Because Abraham chose to humble himself in obedience and trust, God entrusted him with one of the greatest covenants in the Bible!

A sadness rises in my spirit as I recall the many times I have acted out of pride or not displayed the trust and obedience of a humble heart. Yet I praise the Lord, for He knew we would choose our own way.  Since the Garden of Eden we always have.  Accepting Christ’s cover of forgiveness and trusting Him enough to follow in obedience is perhaps one of the greatest demonstrations of humility we could have before God.  The most powerful conviction of all is perhaps that of the humble that chooses to trust God and obey Him–even when it doesn’t make sense to us.

About the Writer:
Lyndsay loves movement of most every variety. Some of her favorite moments are going on long walks, runs or bike rides in some new uncharted territory or exploring some intellectual or emotional space waiting to be uncovered. By day she works at First Baptist Dallas and in her spare time you will find her enjoying family, teaching mindful movement classes or serving in some community that has as many questions about God and life as she does. She is passionate about God’s Word applied masterfully by the Holy Spirit’s leading and believes the kindness and compassion of Christ changes hearts and unbinds minds – the most significant movement of any kind.


Unseen Roots

We probably should not have spent so much money at the plant nursery. Every flowering plant was enticing–- pretty, colorful, fresh, and healthy. My husband and I bought mulch, fertilizer, and numerous flats of flowers. I looked forward to the colorful blooms we would soon see in our flower bed.

Once we were home, and after pulling up the flowers from last season, we were ready. Since my husband has artificial knees, our plan was that I would dig the holes, he would take each flower out of the container and hand it to me, and I would plant it. Easy! Teamwork! Digging tool in hand, I expected digging a hole for each container of periwinkles would take only a short time.

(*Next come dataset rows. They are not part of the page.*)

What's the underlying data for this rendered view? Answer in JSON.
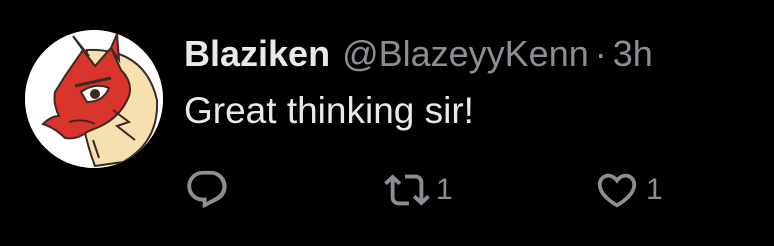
{
  "tweet": {
    "display_name": "Blaziken",
    "handle": "@BlazeyyKenn",
    "separator": "·",
    "time": "3h",
    "text": "Great thinking sir!"
  },
  "actions": {
    "reply_icon": "reply-icon",
    "retweet_icon": "retweet-icon",
    "retweet_count": "1",
    "like_icon": "heart-icon",
    "like_count": "1"
  },
  "colors": {
    "background": "#000000",
    "primary_text": "#e7e9ea",
    "secondary_text": "#8b8f94",
    "avatar_red": "#d9342b",
    "avatar_cream": "#f6e0b0"
  }
}
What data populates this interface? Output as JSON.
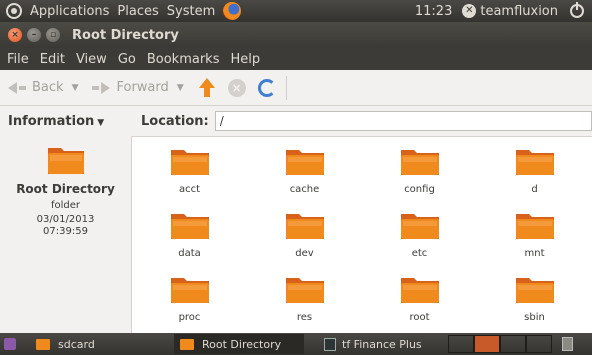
{
  "top_panel": {
    "menus": [
      "Applications",
      "Places",
      "System"
    ],
    "clock": "11:23",
    "username": "teamfluxion"
  },
  "window": {
    "title": "Root Directory"
  },
  "menubar": [
    "File",
    "Edit",
    "View",
    "Go",
    "Bookmarks",
    "Help"
  ],
  "toolbar": {
    "back_label": "Back",
    "forward_label": "Forward"
  },
  "sidebar": {
    "header": "Information",
    "name": "Root Directory",
    "type": "folder",
    "date": "03/01/2013",
    "time": "07:39:59"
  },
  "location": {
    "label": "Location:",
    "value": "/"
  },
  "folders": [
    "acct",
    "cache",
    "config",
    "d",
    "data",
    "dev",
    "etc",
    "mnt",
    "proc",
    "res",
    "root",
    "sbin"
  ],
  "taskbar": {
    "tasks": [
      "sdcard",
      "Root Directory",
      "tf Finance Plus"
    ]
  },
  "colors": {
    "folder": "#f08a1d",
    "panel": "#3c3b37"
  }
}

But our great plan did not go as we expected. When we had pulled out the flowers from the previous season, many of the roots had remained, unseen, under the surface. The old roots were blocking every new hole I tried to dig. For every new plant to go in the ground, I spent twice as much time pulling out the roots of the old flowers. Dried and clotted dirt clung to the roots, and each new hole required great effort on my part. My husband waited patiently for me to remove the roots from each hole.

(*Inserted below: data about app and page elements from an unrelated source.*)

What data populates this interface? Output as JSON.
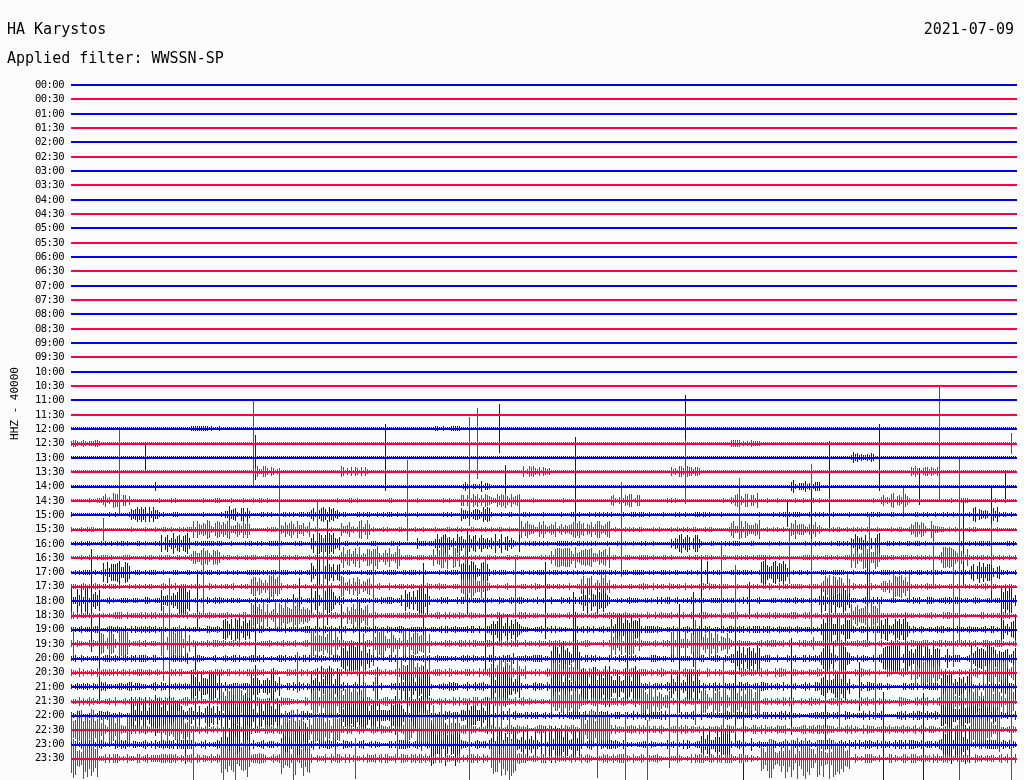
{
  "station": "HA Karystos",
  "date": "2021-07-09",
  "filter": "Applied filter: WWSSN-SP",
  "axis_label": "HHZ - 40000",
  "rows": [
    {
      "time": "00:00",
      "color": "#0000ff"
    },
    {
      "time": "00:30",
      "color": "#ff0040"
    },
    {
      "time": "01:00",
      "color": "#0000ff"
    },
    {
      "time": "01:30",
      "color": "#ff0040"
    },
    {
      "time": "02:00",
      "color": "#0000ff"
    },
    {
      "time": "02:30",
      "color": "#ff0040"
    },
    {
      "time": "03:00",
      "color": "#0000ff"
    },
    {
      "time": "03:30",
      "color": "#ff0040"
    },
    {
      "time": "04:00",
      "color": "#0000ff"
    },
    {
      "time": "04:30",
      "color": "#ff0040"
    },
    {
      "time": "05:00",
      "color": "#0000ff"
    },
    {
      "time": "05:30",
      "color": "#ff0040"
    },
    {
      "time": "06:00",
      "color": "#0000ff"
    },
    {
      "time": "06:30",
      "color": "#ff0040"
    },
    {
      "time": "07:00",
      "color": "#0000ff"
    },
    {
      "time": "07:30",
      "color": "#ff0040"
    },
    {
      "time": "08:00",
      "color": "#0000ff"
    },
    {
      "time": "08:30",
      "color": "#ff0040"
    },
    {
      "time": "09:00",
      "color": "#0000ff"
    },
    {
      "time": "09:30",
      "color": "#ff0040"
    },
    {
      "time": "10:00",
      "color": "#0000ff"
    },
    {
      "time": "10:30",
      "color": "#ff0040"
    },
    {
      "time": "11:00",
      "color": "#0000ff"
    },
    {
      "time": "11:30",
      "color": "#ff0040"
    },
    {
      "time": "12:00",
      "color": "#0000ff"
    },
    {
      "time": "12:30",
      "color": "#ff0040"
    },
    {
      "time": "13:00",
      "color": "#0000ff"
    },
    {
      "time": "13:30",
      "color": "#ff0040"
    },
    {
      "time": "14:00",
      "color": "#0000ff"
    },
    {
      "time": "14:30",
      "color": "#ff0040"
    },
    {
      "time": "15:00",
      "color": "#0000ff"
    },
    {
      "time": "15:30",
      "color": "#ff0040"
    },
    {
      "time": "16:00",
      "color": "#0000ff"
    },
    {
      "time": "16:30",
      "color": "#ff0040"
    },
    {
      "time": "17:00",
      "color": "#0000ff"
    },
    {
      "time": "17:30",
      "color": "#ff0040"
    },
    {
      "time": "18:00",
      "color": "#0000ff"
    },
    {
      "time": "18:30",
      "color": "#ff0040"
    },
    {
      "time": "19:00",
      "color": "#0000ff"
    },
    {
      "time": "19:30",
      "color": "#ff0040"
    },
    {
      "time": "20:00",
      "color": "#0000ff"
    },
    {
      "time": "20:30",
      "color": "#ff0040"
    },
    {
      "time": "21:00",
      "color": "#0000ff"
    },
    {
      "time": "21:30",
      "color": "#ff0040"
    },
    {
      "time": "22:00",
      "color": "#0000ff"
    },
    {
      "time": "22:30",
      "color": "#ff0040"
    },
    {
      "time": "23:00",
      "color": "#0000ff"
    },
    {
      "time": "23:30",
      "color": "#ff0040"
    }
  ]
}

As I dug and pulled out the network of roots, I began to think of my hidden roots of sin. Each root of sin had become an invisible network within me. Sin needs to be removed from my life, but it has grown strong and takes effort and time to be removed. God prompted me to realize He is wanting my sinful habits, words, attitudes, actions, and reactions to be removed so I can grow to be more like Christ.

Put to death, therefore, whatever belongs to your earthly nature…and put on the new self. 
Colossians 3:5, 10 NIV

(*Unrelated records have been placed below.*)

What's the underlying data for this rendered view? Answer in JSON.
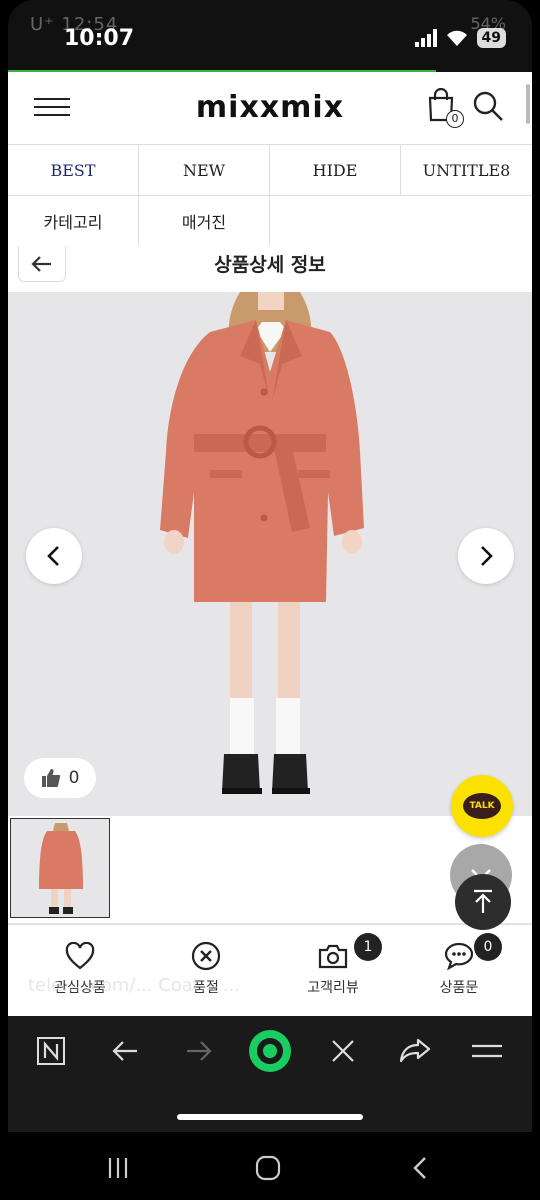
{
  "status": {
    "time": "10:07",
    "battery": "49",
    "ghost_left": "U⁺ 12:54",
    "ghost_right": "54%"
  },
  "header": {
    "logo": "mixxmix",
    "cart_count": "0"
  },
  "tabs": {
    "row1": [
      "BEST",
      "NEW",
      "HIDE",
      "UNTITLE8"
    ],
    "row2": [
      "카테고리",
      "매거진"
    ]
  },
  "sub_header": {
    "title": "상품상세 정보"
  },
  "product": {
    "coat_color": "#d97a64",
    "background": "#e6e6e8",
    "likes": "0"
  },
  "floating": {
    "kakao_label": "TALK"
  },
  "actions": [
    {
      "label": "관심상품",
      "icon": "heart-icon"
    },
    {
      "label": "품절",
      "icon": "x-circle-icon"
    },
    {
      "label": "고객리뷰",
      "icon": "camera-icon",
      "badge": "1"
    },
    {
      "label": "상품문",
      "icon": "chat-icon",
      "badge": "0"
    }
  ],
  "ghost_url": "tele... .com/... Coat... ...",
  "browser_bar": [
    "n-icon",
    "back-icon",
    "forward-icon",
    "home-icon",
    "close-icon",
    "share-icon",
    "menu-icon"
  ]
}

I have a lot of work to do. Are my family members and friends sitting nearby waiting, hoping, and praying for me to work to remove those roots of sin from my life? Some of my sins lie dormant under the surface, and it is easier not to think about them or deal with them.

It is easy to read about the Israelites grumbling in the desert, but I also grumble, and I need to stop.

 We smile at Peter’s “foot in mouth” problem, but my “foot in mouth” problem is not humorous and can be hurtful.

Jacob was jealous of Esau. I fall snare to jealousy, too, and I know those envious thoughts undermine my trust in God’s sovereignty for my family and me.

“Open my eyes that I may see
Glimpses of truth you have for me.
Place in my hands the wonderful key
That shall unclasp and set me free.
Silently now I wait for Thee,
Ready, my God, Thy will to see.
Open my eyes, illumine me, Spirit divine!”
(Clara H. Scott, 1841-1897)


About the Writer:
Sherry enjoys spending time with family and friends, reading, Bible study, and traveling.  She and her husband, David, are directors of the SonBurst Class at First Baptist Dallas.